Some pundits say managed services will become a commodity. I disagree. Managed services are not a single technology. Rather, managed service provider (MSP) platforms are a way to continually deliver new solutions to customers.
Think of it this way: As one managed service matures (for instance, managed storage) a new managed service will emerge (for instance, video surveillance). In order to show this visually, let's take a look at Gartner's famed Hype Cycle chart.
Now stick with me, and I'l quickly explain how I see the MSP market evolving.
According to Gartner, a technology moves through five phases:
- Technology trigger, such as a product launch that stirs media interest
- Peak of inflated expectations, where the hype is out of control
- Trough of disillusionment, where the press abandons the topic because of unmet expectations
- Slope of enlightenment, where the true survivors begin to benefit from the technology

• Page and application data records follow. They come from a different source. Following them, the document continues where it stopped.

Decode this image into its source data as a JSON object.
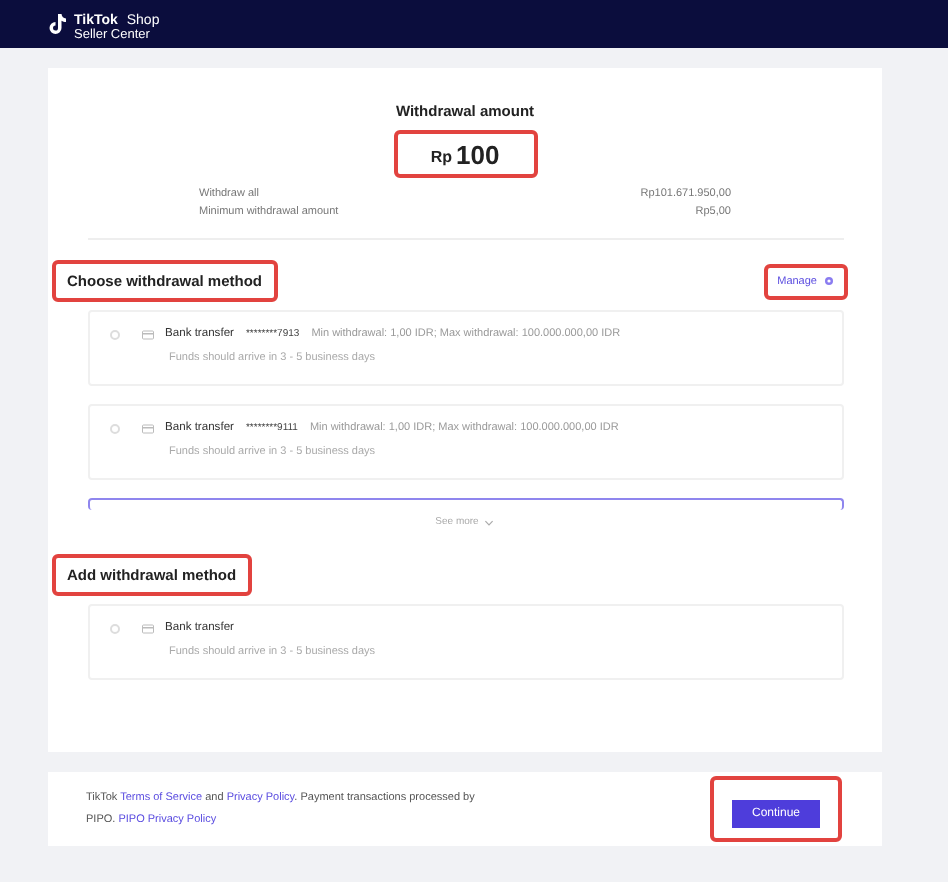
{
  "header": {
    "brand": "TikTok",
    "product": "Shop",
    "subtitle": "Seller Center"
  },
  "amount": {
    "title": "Withdrawal amount",
    "currency": "Rp",
    "value": "100",
    "highlighted": true
  },
  "summary": [
    {
      "label": "Withdraw all",
      "value": "Rp101.671.950,00"
    },
    {
      "label": "Minimum withdrawal amount",
      "value": "Rp5,00"
    }
  ],
  "choose_section": {
    "title": "Choose withdrawal method",
    "highlighted": true,
    "manage_link": "Manage",
    "manage_highlighted": true
  },
  "methods": [
    {
      "name": "Bank transfer",
      "account": "********7913",
      "limits": "Min withdrawal: 1,00 IDR; Max withdrawal: 100.000.000,00 IDR",
      "note": "Funds should arrive in 3 - 5 business days",
      "selected": false
    },
    {
      "name": "Bank transfer",
      "account": "********9111",
      "limits": "Min withdrawal: 1,00 IDR; Max withdrawal: 100.000.000,00 IDR",
      "note": "Funds should arrive in 3 - 5 business days",
      "selected": false
    },
    {
      "selected": true
    }
  ],
  "see_more": "See more",
  "add_section": {
    "title": "Add withdrawal method",
    "highlighted": true
  },
  "add_methods": [
    {
      "name": "Bank transfer",
      "note": "Funds should arrive in 3 - 5 business days",
      "selected": false
    }
  ],
  "footer": {
    "legal": [
      {
        "kind": "text",
        "text": "TikTok "
      },
      {
        "kind": "link",
        "text": "Terms of Service"
      },
      {
        "kind": "text",
        "text": " and "
      },
      {
        "kind": "link",
        "text": "Privacy Policy"
      },
      {
        "kind": "text",
        "text": ". Payment transactions processed by PIPO. "
      },
      {
        "kind": "link",
        "text": "PIPO Privacy Policy"
      }
    ],
    "continue_button": {
      "label": "Continue",
      "highlighted": true
    }
  }
}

- Plateau of productivity, where a technology's real-world benefits are now generally accepted
The chart above plots multiple services, and is part of a "Managed Service Reality Check" presentation I'm delivering today in New York. You can download a PDF of the presentation by visiting the MSPmentor Resource Center (registration required).
As MSPmentor's chart shows, I believe managed storage, security, VoIP, email and data center co-location services are moving into stage 5, the plateau of productivity. Generally speaking, progressive customers now broadly trust those managed services.
The SaaS Challenge
But other managed technologies -- particularly many software-as-a-service (SaaS) efforts -- are heading for the trough of disillusionment. That may actually be good news for MSPs, which could be called upon to help customers fine-tune their SaaS application performance.
Some SaaS companies (like Salesforce.com) have climbed the slope of enlightenment. But Wall Street and the press continue to hype SaaS as a perfect technology solution that will withstand an economic slowdown. That's quite an exaggeration.
To some extent, even MSPmentor is guilty of evangelizing SaaS because several of our key sources -- from SugarCRM CEO John Roberts to insiders at Dell -- remain so upbeat about SaaS.
Now Gaining Attention
In recent weeks, MSPmentor has also written about emerging opportunities like managed TelePresence, unified communications, video surveillance and digital signage. There's also growing interest in managed services based on open source hardware and software.
Some readers would assert that we are "hyping" those technologies. I'm not sure I agree, but I think it's safe to expect all of those technologies to eventually face some backlash.
One prime example: VARs that are merely reselling digital signage will crash-and-burn as LCD and plasma TV margins fall. The real trick is mastering the managed content services that push advertisements and other information out to that signage.
Please note: I realize plotting technologies on the Gartner Hype Cycle is an inexact science. Feel free to debate me on my technology placements. And let me know what additional technologies belong on the chart.
But don't miss my bigger point: When people say managed services will become a commodity, they are overlooking wave after wave of new services that will ride across MSP platforms.
In many ways, managed services are like an operating system platform. As long as new applications and services continue to debut, the underlying platform remains extremely valuable.